DYRL_5On the flip side, I can see how dated this film is in some respects and often cries back to me a lost summer in the sun. The fashion and hair are of the period, but doesn’t it look good anyway? After all there was a quote I once read that the 80s was when anime and real life fashion and hair were one and the same. The inside of the Macross reminds me of how a shopping mall used to look like and in particular at the Holiday Season. Colorful, exciting and full of life. Malls nowadays look like badly branded race cars with corporate logos all over the place, run down and tired. Even with all this, the magic is still there as the optimism I remember growing up that the 21st century was just around the corner and new exciting things were on that horizon. I’m still patiently waiting for space travel and robots.

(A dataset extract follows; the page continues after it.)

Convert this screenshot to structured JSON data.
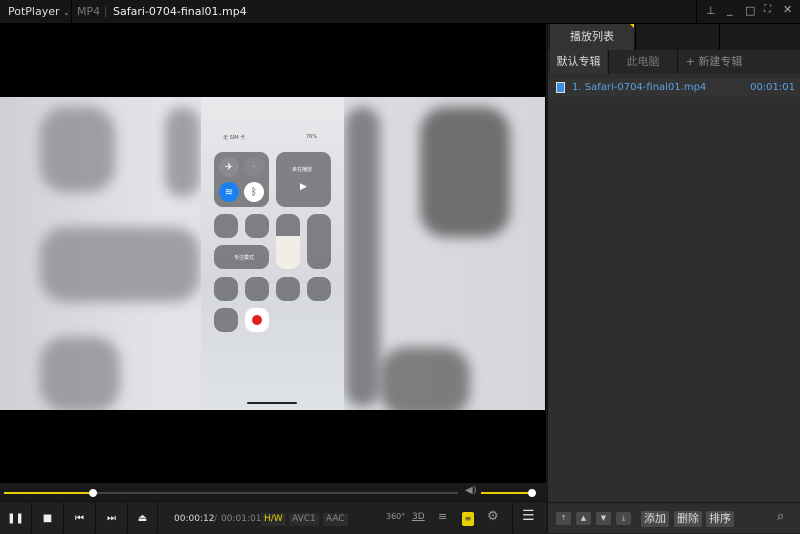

If ever an anime is to the likes of the biggest celebration, championship or awards ceremony where people say that this is the BIGGEST show in town and matters to the point that you have to be a part of it no matter the circumstances, then Macross DYRL is that anime to me. It’s an apex to my fandom, to a property that I would either marry on the spot, or take a bullet for. It’s the flag I wave proudly and it’s the movie that symbolizes what anime can be and what it once was and yet can still be again. It may not be to everyone’s liking, but I don’t care. It belongs to me and hopefully to you as well.